● **Task brief**: Report every line of the records below that contains the word "Daily".

----

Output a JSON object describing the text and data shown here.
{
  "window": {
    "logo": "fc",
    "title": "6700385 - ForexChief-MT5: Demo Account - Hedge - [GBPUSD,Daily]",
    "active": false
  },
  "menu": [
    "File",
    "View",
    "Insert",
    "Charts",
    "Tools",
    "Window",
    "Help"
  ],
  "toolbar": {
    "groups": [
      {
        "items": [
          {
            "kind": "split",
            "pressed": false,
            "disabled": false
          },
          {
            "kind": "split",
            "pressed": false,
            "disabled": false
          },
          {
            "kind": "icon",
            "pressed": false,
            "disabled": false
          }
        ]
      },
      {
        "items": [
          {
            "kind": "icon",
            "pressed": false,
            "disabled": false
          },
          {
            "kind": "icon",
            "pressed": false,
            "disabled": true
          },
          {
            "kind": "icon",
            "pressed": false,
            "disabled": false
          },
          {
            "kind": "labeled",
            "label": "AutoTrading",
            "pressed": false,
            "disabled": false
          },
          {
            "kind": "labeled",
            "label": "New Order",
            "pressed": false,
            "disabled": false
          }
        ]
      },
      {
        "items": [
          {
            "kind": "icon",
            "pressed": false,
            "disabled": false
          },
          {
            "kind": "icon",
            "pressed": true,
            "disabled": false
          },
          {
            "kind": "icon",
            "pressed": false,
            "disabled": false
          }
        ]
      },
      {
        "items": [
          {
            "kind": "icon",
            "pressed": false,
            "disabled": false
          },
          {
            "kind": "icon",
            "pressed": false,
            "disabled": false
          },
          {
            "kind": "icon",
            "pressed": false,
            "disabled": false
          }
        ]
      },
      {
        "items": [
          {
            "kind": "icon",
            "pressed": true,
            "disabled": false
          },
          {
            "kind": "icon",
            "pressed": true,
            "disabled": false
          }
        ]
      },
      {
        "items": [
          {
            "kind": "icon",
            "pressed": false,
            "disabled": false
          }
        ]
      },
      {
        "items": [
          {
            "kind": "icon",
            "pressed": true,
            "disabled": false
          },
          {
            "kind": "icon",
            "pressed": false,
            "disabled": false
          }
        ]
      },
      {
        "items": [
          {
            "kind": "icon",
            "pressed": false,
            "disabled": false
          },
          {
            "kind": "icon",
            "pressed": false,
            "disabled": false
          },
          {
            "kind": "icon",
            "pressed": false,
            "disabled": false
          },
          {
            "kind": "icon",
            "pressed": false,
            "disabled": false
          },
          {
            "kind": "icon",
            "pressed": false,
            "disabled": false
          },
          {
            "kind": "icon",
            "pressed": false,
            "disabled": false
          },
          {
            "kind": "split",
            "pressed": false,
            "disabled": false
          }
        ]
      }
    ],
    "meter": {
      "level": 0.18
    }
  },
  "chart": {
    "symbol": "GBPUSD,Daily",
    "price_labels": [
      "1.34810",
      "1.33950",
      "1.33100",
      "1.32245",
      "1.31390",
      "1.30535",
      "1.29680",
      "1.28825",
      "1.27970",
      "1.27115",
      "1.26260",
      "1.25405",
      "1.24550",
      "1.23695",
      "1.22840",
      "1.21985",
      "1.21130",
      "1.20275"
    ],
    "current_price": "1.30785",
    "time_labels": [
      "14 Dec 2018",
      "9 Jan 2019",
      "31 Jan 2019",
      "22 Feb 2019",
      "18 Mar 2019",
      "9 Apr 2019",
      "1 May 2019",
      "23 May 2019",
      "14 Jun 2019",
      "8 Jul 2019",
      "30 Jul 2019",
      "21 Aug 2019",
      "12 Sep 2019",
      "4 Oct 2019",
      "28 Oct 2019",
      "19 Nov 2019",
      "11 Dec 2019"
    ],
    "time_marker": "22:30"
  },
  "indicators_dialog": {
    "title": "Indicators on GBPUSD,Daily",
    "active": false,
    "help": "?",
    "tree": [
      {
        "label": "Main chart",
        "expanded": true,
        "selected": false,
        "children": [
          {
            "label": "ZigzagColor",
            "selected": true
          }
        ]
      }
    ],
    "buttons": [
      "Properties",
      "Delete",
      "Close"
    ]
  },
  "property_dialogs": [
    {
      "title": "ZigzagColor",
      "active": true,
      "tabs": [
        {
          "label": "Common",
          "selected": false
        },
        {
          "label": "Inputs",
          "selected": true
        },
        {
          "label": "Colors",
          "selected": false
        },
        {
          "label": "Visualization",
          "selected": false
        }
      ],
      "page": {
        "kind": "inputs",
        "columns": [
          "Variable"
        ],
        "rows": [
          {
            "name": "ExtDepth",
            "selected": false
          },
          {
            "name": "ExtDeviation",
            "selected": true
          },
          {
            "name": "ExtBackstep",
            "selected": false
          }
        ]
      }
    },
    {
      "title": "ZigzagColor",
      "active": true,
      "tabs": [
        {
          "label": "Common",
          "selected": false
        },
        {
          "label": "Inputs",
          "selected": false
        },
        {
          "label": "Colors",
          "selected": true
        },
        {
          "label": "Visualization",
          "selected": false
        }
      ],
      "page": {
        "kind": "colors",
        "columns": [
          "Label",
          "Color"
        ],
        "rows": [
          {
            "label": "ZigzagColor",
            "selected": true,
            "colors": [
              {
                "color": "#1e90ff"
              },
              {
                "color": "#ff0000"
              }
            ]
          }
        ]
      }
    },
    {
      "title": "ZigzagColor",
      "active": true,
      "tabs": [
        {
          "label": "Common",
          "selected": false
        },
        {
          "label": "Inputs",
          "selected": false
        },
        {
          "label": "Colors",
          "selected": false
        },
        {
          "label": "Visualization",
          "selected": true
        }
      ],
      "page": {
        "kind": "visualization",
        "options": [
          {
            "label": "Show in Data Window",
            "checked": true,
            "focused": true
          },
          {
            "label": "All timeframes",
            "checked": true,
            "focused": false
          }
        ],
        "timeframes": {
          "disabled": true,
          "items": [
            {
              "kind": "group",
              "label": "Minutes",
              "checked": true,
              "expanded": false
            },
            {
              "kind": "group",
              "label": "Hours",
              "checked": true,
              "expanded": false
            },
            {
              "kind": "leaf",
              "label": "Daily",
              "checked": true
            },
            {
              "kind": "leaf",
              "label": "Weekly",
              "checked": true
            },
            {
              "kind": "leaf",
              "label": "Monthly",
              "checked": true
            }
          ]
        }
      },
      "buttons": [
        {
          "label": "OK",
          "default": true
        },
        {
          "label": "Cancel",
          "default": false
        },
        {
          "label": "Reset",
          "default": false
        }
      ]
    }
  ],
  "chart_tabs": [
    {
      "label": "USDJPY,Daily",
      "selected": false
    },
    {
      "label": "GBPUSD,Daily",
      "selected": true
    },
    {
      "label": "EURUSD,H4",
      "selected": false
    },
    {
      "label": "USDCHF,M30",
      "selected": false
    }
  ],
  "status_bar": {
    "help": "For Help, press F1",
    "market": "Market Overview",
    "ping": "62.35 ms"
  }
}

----

● **Answer box**:
    "title": "6700385 - ForexChief-MT5: Demo Account - Hedge - [GBPUSD,Daily]",
    "symbol": "GBPUSD,Daily",
    "title": "Indicators on GBPUSD,Daily",
              "label": "Daily",
      "label": "USDJPY,Daily",
      "label": "GBPUSD,Daily",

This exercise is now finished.